Pastor threatened with death, historic Methodist sanctuary ransacked, during Holy Week.
COLOMBO, Sri Lanka, April 16 (Compass Direct News) – Buddhist mobs attacked several churches in Sri Lanka last week, threatening to kill a pastor in the southern province of Hambanthota and ransacking a 150-year-old Methodist church building in the capital.
On April 8, four Buddhist extremists approached the home of pastor Pradeep Kumara in Weeraketiya, Hambanthota district, calling for him to come out and threatening to kill him. The pastor said his wife, at home alone with their two children, phoned him immediately but by the time he returned, the men had left.
Half an hour later, Kumar said, the leader of the group phoned him and again threatened to kill him if he did not leave the village by the following morning. Later that night the group leader returned to the house and ordered the pastor to come out, shouting, “I didn’t bring my gun tonight because if I had it with me, I would use it!”
“My children were frightened,” Kumara said. “I tried to reason with him to go away, but he continued to bang on the door and threaten us.”
Police soon arrived on the scene and arrested the instigator but released him the following day.
Subsequently the attacker gathered Buddhist monks and other villagers together and asked them to sign a petition against the church, Kumar said. Protestors then warned the pastor’s landlord that they would destroy the house if he did not evict the pastor’s family by the end of the month.
Fearing violence, Kumara said he canceled Good Friday and Easter Sunday services and evacuated his children to a safer location.
Methodist Building Ransacked
Earlier, on Palm Sunday (April 5), another group of men broke into the 150-year-old Pepiliyana Methodist Church in Colombo after congregants concluded an Easter procession.

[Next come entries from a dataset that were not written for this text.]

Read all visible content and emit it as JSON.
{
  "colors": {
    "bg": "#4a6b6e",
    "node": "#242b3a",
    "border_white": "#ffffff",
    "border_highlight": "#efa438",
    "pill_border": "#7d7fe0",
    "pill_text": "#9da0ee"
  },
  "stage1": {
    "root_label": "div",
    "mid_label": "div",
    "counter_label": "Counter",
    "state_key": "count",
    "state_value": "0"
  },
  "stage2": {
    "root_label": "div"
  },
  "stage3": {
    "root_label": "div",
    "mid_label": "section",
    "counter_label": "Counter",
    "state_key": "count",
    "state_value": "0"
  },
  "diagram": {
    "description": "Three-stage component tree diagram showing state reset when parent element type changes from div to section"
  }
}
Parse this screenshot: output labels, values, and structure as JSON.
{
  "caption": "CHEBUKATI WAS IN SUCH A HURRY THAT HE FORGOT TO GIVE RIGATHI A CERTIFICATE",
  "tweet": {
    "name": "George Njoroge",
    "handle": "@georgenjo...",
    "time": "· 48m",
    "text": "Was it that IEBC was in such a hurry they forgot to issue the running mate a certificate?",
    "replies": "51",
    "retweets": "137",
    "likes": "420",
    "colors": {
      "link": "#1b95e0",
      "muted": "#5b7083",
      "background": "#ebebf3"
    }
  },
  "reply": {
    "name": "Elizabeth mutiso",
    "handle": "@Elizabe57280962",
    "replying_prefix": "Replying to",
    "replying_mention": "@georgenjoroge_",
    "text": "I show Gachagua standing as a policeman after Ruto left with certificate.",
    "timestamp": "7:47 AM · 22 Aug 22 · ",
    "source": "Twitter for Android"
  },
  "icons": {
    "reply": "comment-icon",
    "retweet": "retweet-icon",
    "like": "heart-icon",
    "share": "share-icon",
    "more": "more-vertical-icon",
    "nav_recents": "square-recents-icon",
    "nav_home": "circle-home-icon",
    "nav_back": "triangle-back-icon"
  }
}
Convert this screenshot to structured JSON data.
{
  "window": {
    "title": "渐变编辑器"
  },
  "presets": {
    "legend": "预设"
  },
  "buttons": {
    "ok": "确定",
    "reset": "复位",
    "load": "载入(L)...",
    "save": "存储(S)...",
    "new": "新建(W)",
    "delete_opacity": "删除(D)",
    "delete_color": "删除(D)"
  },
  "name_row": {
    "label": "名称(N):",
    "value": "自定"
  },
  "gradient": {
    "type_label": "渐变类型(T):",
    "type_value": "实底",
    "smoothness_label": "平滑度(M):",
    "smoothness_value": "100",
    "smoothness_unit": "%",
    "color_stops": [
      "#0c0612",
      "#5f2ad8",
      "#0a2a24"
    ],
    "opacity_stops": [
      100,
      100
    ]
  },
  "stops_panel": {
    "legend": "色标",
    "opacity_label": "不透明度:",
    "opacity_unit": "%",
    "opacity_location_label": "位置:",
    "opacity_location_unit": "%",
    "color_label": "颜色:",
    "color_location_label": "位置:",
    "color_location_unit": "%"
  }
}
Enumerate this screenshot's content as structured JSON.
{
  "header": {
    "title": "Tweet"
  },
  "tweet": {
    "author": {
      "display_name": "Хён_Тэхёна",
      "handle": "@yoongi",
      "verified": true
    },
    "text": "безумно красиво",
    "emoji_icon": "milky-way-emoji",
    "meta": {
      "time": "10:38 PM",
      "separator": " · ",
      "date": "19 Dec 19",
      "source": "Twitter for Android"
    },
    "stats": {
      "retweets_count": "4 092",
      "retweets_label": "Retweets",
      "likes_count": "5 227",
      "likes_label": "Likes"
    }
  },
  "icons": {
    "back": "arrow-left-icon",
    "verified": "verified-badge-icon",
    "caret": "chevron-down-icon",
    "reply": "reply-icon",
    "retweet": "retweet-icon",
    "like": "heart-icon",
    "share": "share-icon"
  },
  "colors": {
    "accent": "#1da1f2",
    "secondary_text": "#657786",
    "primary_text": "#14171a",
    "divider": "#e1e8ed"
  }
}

The gang entered through the back door and windows of the building late that night; witnesses said they saw them load goods into a white van parked outside the church early the next morning.
“They removed everything, including valuable musical instruments, a computer, Bibles, hymn books and all the church records,” said the Rev. Surangika Fernando.
The church had no known enemies and enjoyed a good relationship with other villagers, Rev. Fernando said, adding that the break-in appeared to be more than a simple robbery.
“My desk was completely cleaned out,” he said. “They took important documents with details of parishioners such as baptism and marriage records, which are of no value to thieves. They even took what was in my wastepaper basket.”
Local police agreed that robbery was an unlikely motive and that opponents from outside the area were the most likely culprits. Investigations were continuing at press time.
Finally, anti-Christian mobs in Vakarai, eastern Batticaloa district, intimidated church members gathering for several worship services during Holy Week.
“What can we do?” pastor Kanagalingam Muraleetharan told Compass. “The authorities and the police say we have the right to worship, but the reality is that people are threatened.”
The Easter incidents are the latest in a long series of attacks against churches and Christian individuals in recent years, many of them instigated by Buddhist monks who decry the growth of Christianity in the country.
Members of Sri Lanka’s Parliament may soon enact an anti-conversion bill designed to restrict religious conversions. Human rights organizations and Christian groups have criticized the vague terminology of the legislation that, if passed, may invite misapplication against religious activity.
The draft “Bill for the Prohibition of Forcible Conversions” was referred to a consultative committee of the Ministry of Religious Affairs in February for further deliberation, prior to a final reading and vote. (See http://www.compassdirect.org, “Parliament to Vote on Anti-Conversion Laws,” Jan. 26.)
According to the most recent government census, Protestant Christians number less than 1 percent of the total population in Sri Lanka, but they remain the primary target of religiously motivated violence and intimidation.
Report from Compass News Direct